The purpose of the research was to identify whether those slippery marketers were being dodgy once again. It has been noticed that fibre is a term used in advertising to describe both full-fibre and part-fibre connections. Little has been done to distinguish between the two, or even let the consumer know what the difference is, but they don’t seem to care anyway.

This should not be viewed as a green-light for ISPs to continue the trend of misleading truths however. ISPs generally do not need any encouragement to exaggerate, and we wonder whether it is sensible for the ASA to essentially say it is not bothered.

As it stands, ISPs can only say it is a fibre service if there is fibre in the service. This should be obvious, but better state it just in case there are some ‘creative’ marketers out there getting some funny ideas. Advertising speeds should be relative to the technology on offer. Finally, ISPs are not allowed to say services are the most technologically advanced on the market if it is only part-fibre.

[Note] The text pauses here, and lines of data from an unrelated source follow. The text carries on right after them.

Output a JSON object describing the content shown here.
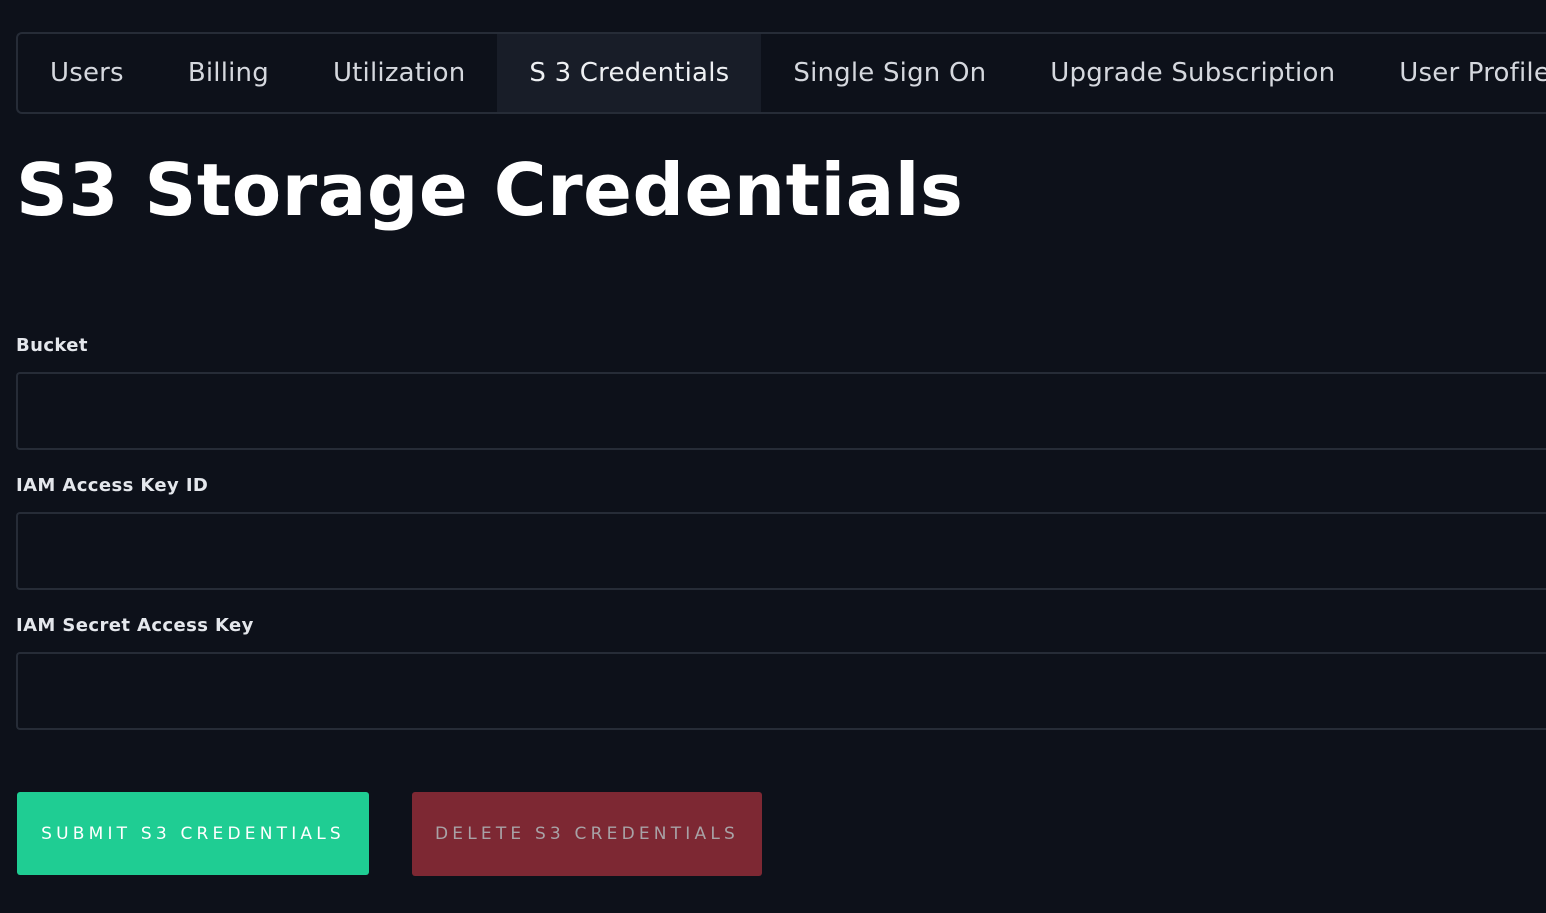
{
  "tabs": [
    {
      "label": "Users"
    },
    {
      "label": "Billing"
    },
    {
      "label": "Utilization"
    },
    {
      "label": "S 3 Credentials"
    },
    {
      "label": "Single Sign On"
    },
    {
      "label": "Upgrade Subscription"
    },
    {
      "label": "User Profile"
    }
  ],
  "active_tab": "S 3 Credentials",
  "page": {
    "title": "S3 Storage Credentials"
  },
  "form": {
    "bucket_label": "Bucket",
    "bucket_value": "",
    "access_key_label": "IAM Access Key ID",
    "access_key_value": "",
    "secret_key_label": "IAM Secret Access Key",
    "secret_key_value": ""
  },
  "buttons": {
    "submit_label": "SUBMIT S3 CREDENTIALS",
    "delete_label": "DELETE S3 CREDENTIALS"
  },
  "icons": {
    "user_profile": "external-link-icon"
  },
  "colors": {
    "background": "#0d111a",
    "active_tab": "#181d28",
    "submit": "#1fcd93",
    "delete": "#7d2833"
  }
}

This is certainly a positive step forward for the consumer, but there is still work to be done. We appreciate performance will vary for customers, therefore there is a need for a broad brush in TV advertising, but considering the targeted nature of online advertising, we would like to see much more accurate and regionalised statistics.

The ISPs still have six months to rinse the ‘up to’ phrase, and then we’ll see what other nuances the slippery marketers can come up with to mislead the consumer. It should be noted, however, that this is merely guidance and there don’t seem to be any explicit sanctions in place should ISPs ignore the recommendations.